10 and 8 Management President Nicholas Mishko Talks Staying Busy During The COVID-19 Shutdown

Concerts have come to a screeching halt during the widespread shutdown of everything from the stuffiest public library to the seediest dive bar, leaving artists and their managers busy trying to find ways to keep the music flowing.

“As managers, we’re doing everything we can to just keep our heads above water and still push our artists as much as we can,” says 10 and 8 Management President Nicholas Mishko. “OK, this one facet of your career is on pause right now. Don’t look at this as ‘it’s gone.’ Life will go back to normal, it’s just going to take time.
“Let’s take that energy and focus on other facets, like sync deals and brand partnerships,” he says, adding that he’s just made deals with Dean guitars and Bumpboxx. “Live on social media, even though that’s already a cliche, seriously just live on it and post and do everything you can to engage with your fans. 

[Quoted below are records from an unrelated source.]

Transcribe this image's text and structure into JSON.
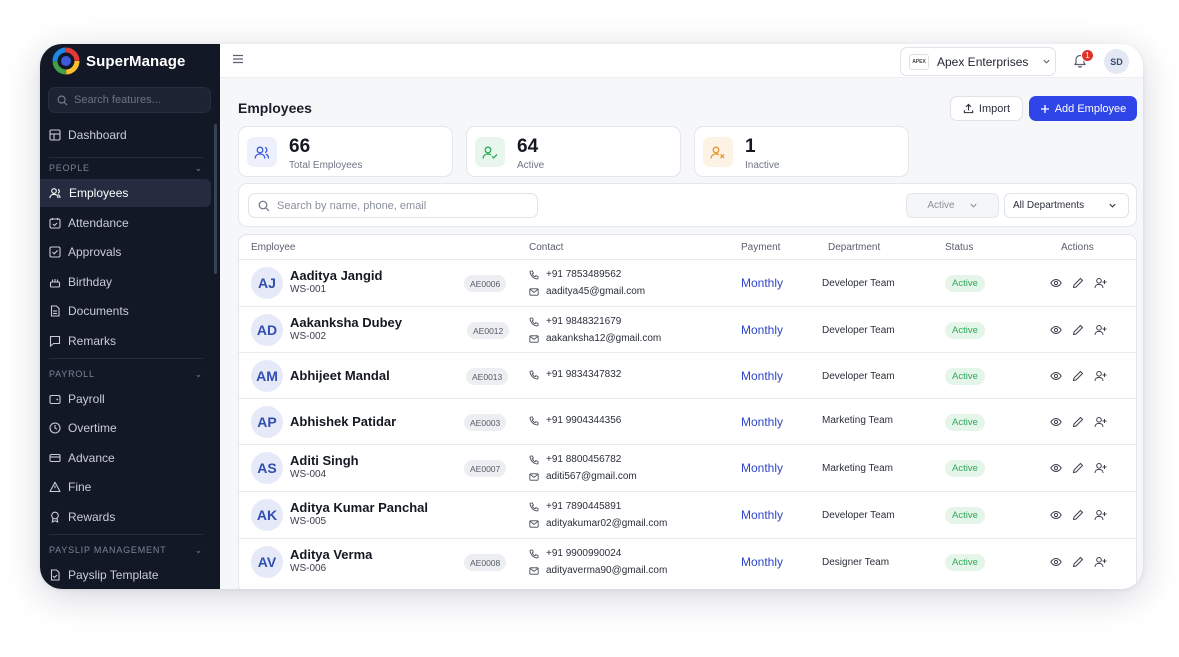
{
  "app": {
    "brand_name": "SuperManage"
  },
  "sidebar": {
    "search_placeholder": "Search features...",
    "dashboard": "Dashboard",
    "sections": [
      {
        "label": "PEOPLE"
      },
      {
        "label": "PAYROLL"
      },
      {
        "label": "PAYSLIP MANAGEMENT"
      }
    ],
    "people_items": [
      {
        "label": "Employees",
        "icon": "users-icon"
      },
      {
        "label": "Attendance",
        "icon": "calendar-check-icon"
      },
      {
        "label": "Approvals",
        "icon": "approvals-icon"
      },
      {
        "label": "Birthday",
        "icon": "cake-icon"
      },
      {
        "label": "Documents",
        "icon": "document-icon"
      },
      {
        "label": "Remarks",
        "icon": "chat-icon"
      }
    ],
    "payroll_items": [
      {
        "label": "Payroll",
        "icon": "wallet-icon"
      },
      {
        "label": "Overtime",
        "icon": "clock-icon"
      },
      {
        "label": "Advance",
        "icon": "card-icon"
      },
      {
        "label": "Fine",
        "icon": "warning-icon"
      },
      {
        "label": "Rewards",
        "icon": "award-icon"
      }
    ],
    "payslip_items": [
      {
        "label": "Payslip Template",
        "icon": "template-icon"
      }
    ],
    "active_item": "Employees"
  },
  "topbar": {
    "company_name": "Apex Enterprises",
    "company_logo_text": "APEX",
    "notification_count": "1",
    "user_initials": "SD"
  },
  "page": {
    "title": "Employees",
    "import_label": "Import",
    "add_label": "Add Employee"
  },
  "stats": [
    {
      "value": "66",
      "label": "Total Employees",
      "color": "#3b5bdb",
      "bg": "#eef1fc"
    },
    {
      "value": "64",
      "label": "Active",
      "color": "#2eaa5a",
      "bg": "#e8f6ed"
    },
    {
      "value": "1",
      "label": "Inactive",
      "color": "#e59a2f",
      "bg": "#fdf3e4"
    }
  ],
  "filters": {
    "search_placeholder": "Search by name, phone, email",
    "status_value": "Active",
    "department_value": "All Departments"
  },
  "table": {
    "headers": {
      "employee": "Employee",
      "contact": "Contact",
      "payment": "Payment",
      "department": "Department",
      "status": "Status",
      "actions": "Actions"
    },
    "rows": [
      {
        "initials": "AJ",
        "name": "Aaditya Jangid",
        "code": "WS-001",
        "emp_id": "AE0006",
        "phone": "+91 7853489562",
        "email": "aaditya45@gmail.com",
        "payment": "Monthly",
        "department": "Developer Team",
        "status": "Active"
      },
      {
        "initials": "AD",
        "name": "Aakanksha Dubey",
        "code": "WS-002",
        "emp_id": "AE0012",
        "phone": "+91 9848321679",
        "email": "aakanksha12@gmail.com",
        "payment": "Monthly",
        "department": "Developer Team",
        "status": "Active"
      },
      {
        "initials": "AM",
        "name": "Abhijeet Mandal",
        "code": "",
        "emp_id": "AE0013",
        "phone": "+91 9834347832",
        "email": "",
        "payment": "Monthly",
        "department": "Developer Team",
        "status": "Active"
      },
      {
        "initials": "AP",
        "name": "Abhishek Patidar",
        "code": "",
        "emp_id": "AE0003",
        "phone": "+91 9904344356",
        "email": "",
        "payment": "Monthly",
        "department": "Marketing Team",
        "status": "Active"
      },
      {
        "initials": "AS",
        "name": "Aditi Singh",
        "code": "WS-004",
        "emp_id": "AE0007",
        "phone": "+91 8800456782",
        "email": "aditi567@gmail.com",
        "payment": "Monthly",
        "department": "Marketing Team",
        "status": "Active"
      },
      {
        "initials": "AK",
        "name": "Aditya Kumar Panchal",
        "code": "WS-005",
        "emp_id": "",
        "phone": "+91 7890445891",
        "email": "adityakumar02@gmail.com",
        "payment": "Monthly",
        "department": "Developer Team",
        "status": "Active"
      },
      {
        "initials": "AV",
        "name": "Aditya Verma",
        "code": "WS-006",
        "emp_id": "AE0008",
        "phone": "+91 9900990024",
        "email": "adityaverma90@gmail.com",
        "payment": "Monthly",
        "department": "Designer Team",
        "status": "Active"
      }
    ]
  }
}
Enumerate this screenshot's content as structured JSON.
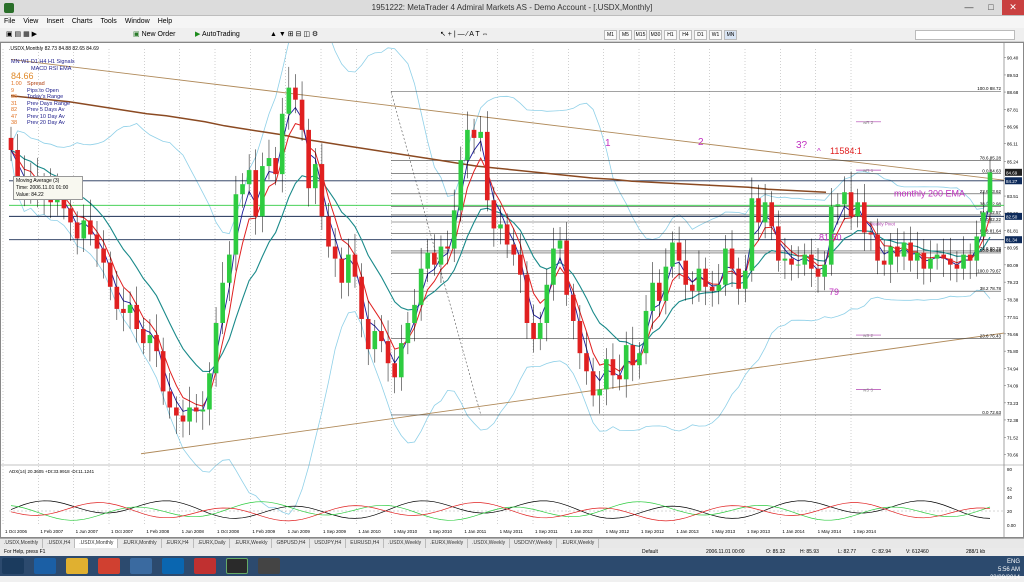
{
  "window": {
    "title": "1951222: MetaTrader 4 Admiral Markets AS - Demo Account - [.USDX,Monthly]"
  },
  "menu": [
    "File",
    "View",
    "Insert",
    "Charts",
    "Tools",
    "Window",
    "Help"
  ],
  "toolbar": {
    "new_order": "New Order",
    "autotrading": "AutoTrading",
    "timeframes": [
      "M1",
      "M5",
      "M15",
      "M30",
      "H1",
      "H4",
      "D1",
      "W1",
      "MN"
    ]
  },
  "chart": {
    "info": ".USDX,Monthly  82.73 84.88 82.65 84.69",
    "legend_top": "MN W1 D1 H4 H1 Signals",
    "legend_sub": [
      "MACD",
      "RSI",
      "EMA"
    ],
    "price_big": "84.66",
    "stats": [
      {
        "n": "1.00",
        "t": "Spread"
      },
      {
        "n": "9",
        "t": "Pips to Open"
      },
      {
        "n": "36",
        "t": "Today's Range"
      },
      {
        "n": "31",
        "t": "Prev Days Range"
      },
      {
        "n": "82",
        "t": "Prev 5 Days Av"
      },
      {
        "n": "47",
        "t": "Prev 10 Day Av"
      },
      {
        "n": "38",
        "t": "Prev 20 Day Av"
      }
    ],
    "tooltip": {
      "line1": "Moving Average (3)",
      "line2": "Time: 2006.11.01 01:00",
      "line3": "Value: 84.22"
    },
    "annotations": {
      "label_1": "1",
      "label_2": "2",
      "label_3": "3?",
      "label_11584": "11584:1",
      "label_200ema": "monthly 200 EMA",
      "label_8150": "81.50",
      "label_79": "79",
      "weekly_pivot": "Weekly Pivot",
      "wr2": "wR 2",
      "wr1": "wR 1",
      "ws2": "wS 2",
      "ws3": "wS 3"
    },
    "fib_labels": [
      {
        "t": "100.0  88.72",
        "p": 88.72
      },
      {
        "t": "78.6  85.28",
        "p": 85.28
      },
      {
        "t": "0.0  84.63",
        "p": 84.63
      },
      {
        "t": "23.6  83.62",
        "p": 83.62
      },
      {
        "t": "38.2  82.98",
        "p": 82.98
      },
      {
        "t": "61.8  82.57",
        "p": 82.57
      },
      {
        "t": "50.0  82.22",
        "p": 82.22
      },
      {
        "t": "61.8  81.64",
        "p": 81.64
      },
      {
        "t": "78.6  80.78",
        "p": 80.78
      },
      {
        "t": "50.0  80.68",
        "p": 80.68
      },
      {
        "t": "100.0  79.67",
        "p": 79.67
      },
      {
        "t": "38.2  78.78",
        "p": 78.78
      },
      {
        "t": "23.6  76.43",
        "p": 76.43
      },
      {
        "t": "0.0  72.63",
        "p": 72.63
      }
    ],
    "price_axis": [
      "90.40",
      "89.53",
      "88.68",
      "87.81",
      "86.96",
      "86.11",
      "85.24",
      "84.38",
      "83.51",
      "82.66",
      "81.81",
      "80.95",
      "80.09",
      "79.23",
      "78.38",
      "77.51",
      "76.66",
      "75.80",
      "74.94",
      "74.09",
      "73.23",
      "72.38",
      "71.52",
      "70.66"
    ],
    "price_range": [
      70.24,
      90.82
    ],
    "current_prices": [
      {
        "t": "84.69",
        "p": 84.69,
        "c": "#1f1f1f"
      },
      {
        "t": "84.27",
        "p": 84.27,
        "c": "#0d2a5a"
      },
      {
        "t": "82.50",
        "p": 82.5,
        "c": "#0d2a5a"
      },
      {
        "t": "81.34",
        "p": 81.34,
        "c": "#0d2a5a"
      }
    ],
    "date_axis": [
      "1 Oct 2006",
      "1 Feb 2007",
      "1 Jun 2007",
      "1 Oct 2007",
      "1 Feb 2008",
      "1 Jun 2008",
      "1 Oct 2008",
      "1 Feb 2009",
      "1 Jun 2009",
      "1 Sep 2009",
      "1 Jan 2010",
      "1 May 2010",
      "1 Sep 2010",
      "1 Jan 2011",
      "1 May 2011",
      "1 Sep 2011",
      "1 Jan 2012",
      "1 May 2012",
      "1 Sep 2012",
      "1 Jan 2013",
      "1 May 2013",
      "1 Sep 2013",
      "1 Jan 2014",
      "1 May 2014",
      "1 Sep 2014"
    ],
    "adx": {
      "label": "ADX(14) 20.3605 +DI:33.9918 -DI:11.1241",
      "axis": [
        "80",
        "52",
        "40",
        "20",
        "0.00"
      ],
      "range": [
        0,
        80
      ]
    },
    "closes": [
      85.8,
      84.5,
      83.8,
      84.5,
      83.5,
      84.1,
      83.2,
      83.6,
      82.9,
      82.2,
      81.4,
      82.3,
      81.6,
      80.9,
      80.2,
      79.0,
      77.9,
      77.7,
      78.1,
      76.9,
      76.2,
      76.6,
      75.8,
      73.8,
      73.0,
      72.6,
      72.3,
      73.0,
      72.8,
      72.9,
      74.7,
      77.2,
      79.2,
      80.6,
      83.6,
      84.1,
      84.8,
      82.5,
      85.0,
      85.4,
      84.6,
      87.6,
      88.9,
      88.3,
      86.8,
      83.9,
      85.1,
      82.5,
      81.0,
      80.4,
      79.2,
      80.6,
      79.5,
      77.4,
      75.9,
      76.8,
      76.3,
      75.2,
      74.5,
      76.2,
      77.2,
      78.1,
      79.9,
      80.7,
      80.1,
      81.0,
      80.9,
      82.8,
      85.3,
      86.8,
      86.4,
      86.7,
      83.3,
      81.9,
      82.1,
      81.1,
      80.6,
      79.6,
      77.2,
      76.4,
      77.2,
      79.1,
      80.9,
      81.3,
      78.6,
      77.3,
      75.7,
      74.8,
      73.6,
      73.9,
      75.4,
      74.6,
      74.4,
      76.1,
      75.1,
      75.7,
      77.8,
      79.2,
      78.3,
      80.0,
      81.2,
      80.3,
      79.1,
      78.8,
      79.9,
      79.0,
      78.8,
      79.1,
      80.9,
      79.9,
      78.9,
      79.8,
      83.4,
      82.2,
      83.2,
      82.0,
      80.3,
      80.4,
      80.1,
      80.1,
      80.6,
      79.9,
      79.5,
      80.1,
      83.0,
      83.1,
      83.7,
      82.5,
      83.2,
      81.7,
      81.6,
      80.3,
      80.1,
      81.0,
      80.5,
      81.2,
      80.3,
      80.7,
      79.9,
      80.4,
      80.6,
      80.4,
      80.1,
      79.9,
      80.6,
      80.3,
      81.5,
      82.7,
      84.69
    ],
    "ema200": [
      88.5,
      88.4,
      88.3,
      88.2,
      88.05,
      87.9,
      87.75,
      87.6,
      87.5,
      87.35,
      87.2,
      87.0,
      86.85,
      86.7,
      86.55,
      86.35,
      86.2,
      86.05,
      85.9,
      85.75,
      85.6,
      85.45,
      85.3,
      85.15,
      85.0,
      84.9,
      84.8,
      84.7,
      84.6,
      84.5,
      84.4,
      84.35,
      84.25,
      84.2,
      84.15,
      84.1,
      84.05,
      84.0,
      83.95,
      83.85,
      83.8,
      83.75,
      83.7
    ],
    "ma_period": 13
  },
  "tabs": [
    ".USDX,Monthly",
    ".USDX,H4",
    ".USDX,Monthly",
    ".EURX,Monthly",
    ".EURX,H4",
    ".EURX,Daily",
    ".EURX,Weekly",
    "GBPUSD,H4",
    "USDJPY,H4",
    "EURUSD,H4",
    ".USDX,Weekly",
    ".EURX,Weekly",
    ".USDX,Weekly",
    "USDCNY,Weekly",
    ".EURX,Weekly"
  ],
  "active_tab": 2,
  "status": {
    "help": "For Help, press F1",
    "profile": "Default",
    "time": "2006.11.01 00:00",
    "o": "O: 85.32",
    "h": "H: 85.93",
    "l": "L: 82.77",
    "c": "C: 82.94",
    "v": "V: 612460",
    "mem": "288/1 kb"
  },
  "tray": {
    "time": "5:56 AM",
    "date": "23/09/2014",
    "lang": "ENG"
  }
}
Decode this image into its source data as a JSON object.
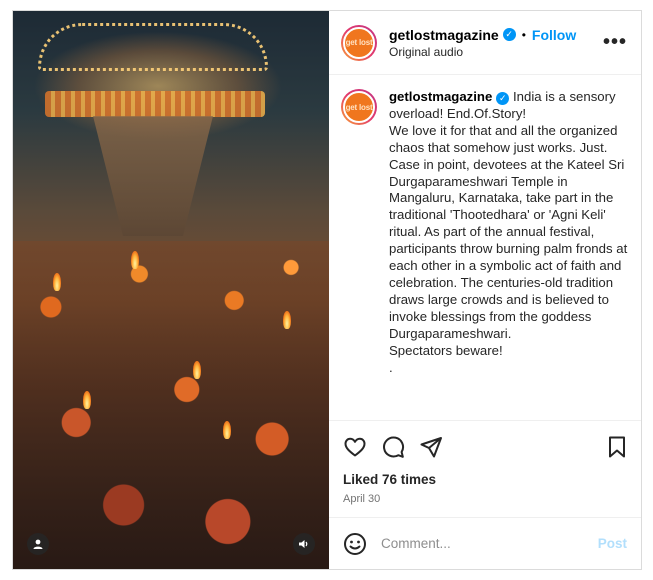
{
  "post": {
    "username": "getlostmagazine",
    "avatar_text": "get lost",
    "follow_label": "Follow",
    "separator": "•",
    "audio_label": "Original audio",
    "more_icon": "more-horizontal-icon",
    "caption": {
      "username": "getlostmagazine",
      "lines": [
        "India is a sensory overload! End.Of.Story!",
        "We love it for that and all the organized chaos that somehow just works. Just.",
        "Case in point, devotees at the Kateel Sri Durgaparameshwari Temple in Mangaluru, Karnataka, take part in the traditional 'Thootedhara' or 'Agni Keli' ritual. As part of the annual festival, participants throw burning palm fronds at each other in a symbolic act of faith and celebration. The centuries-old tradition draws large crowds and is believed to invoke blessings from the goddess Durgaparameshwari.",
        "Spectators beware!",
        "."
      ]
    },
    "likes_label": "Liked 76 times",
    "date_label": "April 30",
    "comment_placeholder": "Comment...",
    "post_label": "Post",
    "media_icons": {
      "tag": "user-tag-icon",
      "audio": "speaker-icon"
    }
  },
  "colors": {
    "accent": "#0095f6",
    "post_disabled": "#b2dffc",
    "avatar_orange": "#f0761e",
    "border": "#dbdbdb"
  }
}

“I’m telling my team, right now, OK, everyone’s at home, they’re going to get bored. Start reaching out and making new opportunities, say hi to people we’ve never worked with before, build new relationships. All the people who before said ‘my plate is too full,’ well right now their plates are not too full.”
Acknowledging that he’s lost “God, a lot of tours” to the coronavirus-related shutdowns, he says you still have to do what you can to salvage any business at all from the fallout.
“Run some sales to get that merch out there,” he says. “If you were originally going to do $20 shirts, do $12 shirts. Help people out so they can help us. Don’t let that merch sit for five months.”
While the situation is dire to those who make their living in the live events business, Mishko, whose company’s clients include bands like Dig The Kid, Autopilot, Krosis, Scream Blue Murder, Titans In Time, and Young Medicine, says everyone is working together and trying to stay positive.
“From all the talent buyers and promoters and agents, everyone I’ve spoken with is trying to stay positive in some form,” Mishko added, mentioning a Cleveland venue called The Foundry that just donated a lot of leftover food from its kitchen. “The main thing is to focus on what we can control and focus on the positive.”